__Your goal__
In the records that follow, find each line containing "caption" and copy it.

__Extracted material__
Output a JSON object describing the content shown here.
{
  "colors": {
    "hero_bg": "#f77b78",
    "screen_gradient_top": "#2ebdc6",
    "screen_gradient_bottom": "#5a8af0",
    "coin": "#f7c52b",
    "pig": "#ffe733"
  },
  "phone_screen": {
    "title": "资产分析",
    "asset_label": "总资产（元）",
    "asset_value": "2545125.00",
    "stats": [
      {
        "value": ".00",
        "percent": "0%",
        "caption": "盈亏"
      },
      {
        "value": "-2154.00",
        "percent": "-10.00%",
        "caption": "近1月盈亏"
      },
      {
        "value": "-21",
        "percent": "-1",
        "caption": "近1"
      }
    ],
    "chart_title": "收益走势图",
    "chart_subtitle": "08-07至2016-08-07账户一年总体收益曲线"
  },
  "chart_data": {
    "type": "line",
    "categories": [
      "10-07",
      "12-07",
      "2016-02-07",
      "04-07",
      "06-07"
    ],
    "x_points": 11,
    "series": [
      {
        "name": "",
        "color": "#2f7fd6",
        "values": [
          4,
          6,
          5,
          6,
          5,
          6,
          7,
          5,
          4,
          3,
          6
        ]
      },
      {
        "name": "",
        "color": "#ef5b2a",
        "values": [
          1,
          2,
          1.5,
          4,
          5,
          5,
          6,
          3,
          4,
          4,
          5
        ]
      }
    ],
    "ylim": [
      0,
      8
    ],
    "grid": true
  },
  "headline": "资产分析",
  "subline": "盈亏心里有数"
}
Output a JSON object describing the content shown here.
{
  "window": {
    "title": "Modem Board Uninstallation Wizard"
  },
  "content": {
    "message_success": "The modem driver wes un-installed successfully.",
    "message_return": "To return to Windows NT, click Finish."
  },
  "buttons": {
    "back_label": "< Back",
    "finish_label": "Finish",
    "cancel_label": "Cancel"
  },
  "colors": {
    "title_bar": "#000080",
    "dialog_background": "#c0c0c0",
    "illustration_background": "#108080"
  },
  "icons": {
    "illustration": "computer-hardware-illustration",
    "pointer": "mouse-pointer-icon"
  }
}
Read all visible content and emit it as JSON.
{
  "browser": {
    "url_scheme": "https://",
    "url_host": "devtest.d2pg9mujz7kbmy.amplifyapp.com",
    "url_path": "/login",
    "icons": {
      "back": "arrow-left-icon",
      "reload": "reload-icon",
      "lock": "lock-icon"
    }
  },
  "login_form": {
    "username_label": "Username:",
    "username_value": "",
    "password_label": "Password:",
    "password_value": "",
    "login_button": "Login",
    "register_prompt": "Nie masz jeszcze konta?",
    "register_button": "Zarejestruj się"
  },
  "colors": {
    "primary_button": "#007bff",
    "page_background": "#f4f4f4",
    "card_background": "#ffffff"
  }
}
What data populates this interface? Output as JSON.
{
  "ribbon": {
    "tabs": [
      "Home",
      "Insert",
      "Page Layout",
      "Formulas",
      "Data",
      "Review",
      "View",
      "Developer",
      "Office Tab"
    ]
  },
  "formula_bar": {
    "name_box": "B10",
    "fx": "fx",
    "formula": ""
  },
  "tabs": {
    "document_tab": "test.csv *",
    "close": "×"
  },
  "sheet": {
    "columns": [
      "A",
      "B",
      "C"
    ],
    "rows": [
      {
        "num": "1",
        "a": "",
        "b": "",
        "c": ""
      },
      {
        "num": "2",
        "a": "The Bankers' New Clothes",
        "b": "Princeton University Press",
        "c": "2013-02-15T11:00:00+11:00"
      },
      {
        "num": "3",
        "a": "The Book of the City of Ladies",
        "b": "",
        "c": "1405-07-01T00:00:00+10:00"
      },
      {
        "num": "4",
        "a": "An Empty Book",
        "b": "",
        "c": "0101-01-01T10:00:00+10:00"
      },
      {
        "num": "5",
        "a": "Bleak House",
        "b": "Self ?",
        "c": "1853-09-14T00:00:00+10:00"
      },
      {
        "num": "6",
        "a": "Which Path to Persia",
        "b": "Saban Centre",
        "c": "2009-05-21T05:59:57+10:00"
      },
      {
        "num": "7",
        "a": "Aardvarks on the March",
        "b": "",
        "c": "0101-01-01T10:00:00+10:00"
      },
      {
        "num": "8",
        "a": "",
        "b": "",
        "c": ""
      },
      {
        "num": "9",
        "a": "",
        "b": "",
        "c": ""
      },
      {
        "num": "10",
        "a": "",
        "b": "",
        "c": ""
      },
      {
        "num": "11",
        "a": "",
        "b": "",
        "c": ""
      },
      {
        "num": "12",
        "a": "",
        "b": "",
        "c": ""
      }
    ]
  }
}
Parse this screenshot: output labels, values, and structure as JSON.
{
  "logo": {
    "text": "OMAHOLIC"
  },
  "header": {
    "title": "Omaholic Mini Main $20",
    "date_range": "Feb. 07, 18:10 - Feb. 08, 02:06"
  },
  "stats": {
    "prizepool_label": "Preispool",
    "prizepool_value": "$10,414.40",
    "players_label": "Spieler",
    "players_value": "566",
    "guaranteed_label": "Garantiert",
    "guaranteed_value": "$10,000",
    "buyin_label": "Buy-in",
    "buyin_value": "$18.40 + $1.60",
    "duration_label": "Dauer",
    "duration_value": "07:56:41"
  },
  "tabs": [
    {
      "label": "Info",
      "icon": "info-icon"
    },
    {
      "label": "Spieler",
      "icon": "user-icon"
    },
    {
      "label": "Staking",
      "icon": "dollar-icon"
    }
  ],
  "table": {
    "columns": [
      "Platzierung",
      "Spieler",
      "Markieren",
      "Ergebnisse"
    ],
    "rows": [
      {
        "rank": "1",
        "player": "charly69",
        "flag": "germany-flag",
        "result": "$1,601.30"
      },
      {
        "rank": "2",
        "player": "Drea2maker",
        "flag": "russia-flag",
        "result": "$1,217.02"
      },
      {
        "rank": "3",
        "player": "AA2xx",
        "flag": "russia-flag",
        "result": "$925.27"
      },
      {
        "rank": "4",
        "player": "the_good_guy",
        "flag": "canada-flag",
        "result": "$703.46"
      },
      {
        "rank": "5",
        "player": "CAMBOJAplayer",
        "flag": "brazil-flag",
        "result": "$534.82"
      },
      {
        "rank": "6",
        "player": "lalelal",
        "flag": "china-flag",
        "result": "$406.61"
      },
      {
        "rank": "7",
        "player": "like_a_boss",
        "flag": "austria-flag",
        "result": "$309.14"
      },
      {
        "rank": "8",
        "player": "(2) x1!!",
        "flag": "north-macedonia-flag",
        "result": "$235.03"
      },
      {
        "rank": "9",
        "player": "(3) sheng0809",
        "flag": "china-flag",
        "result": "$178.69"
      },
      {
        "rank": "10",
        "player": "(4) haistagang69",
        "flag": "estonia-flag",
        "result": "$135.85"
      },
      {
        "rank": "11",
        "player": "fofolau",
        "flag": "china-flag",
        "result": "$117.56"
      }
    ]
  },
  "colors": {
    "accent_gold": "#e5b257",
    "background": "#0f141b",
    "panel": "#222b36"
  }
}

__Exercise response__
        "caption": "盈亏"
        "caption": "近1月盈亏"
        "caption": "近1"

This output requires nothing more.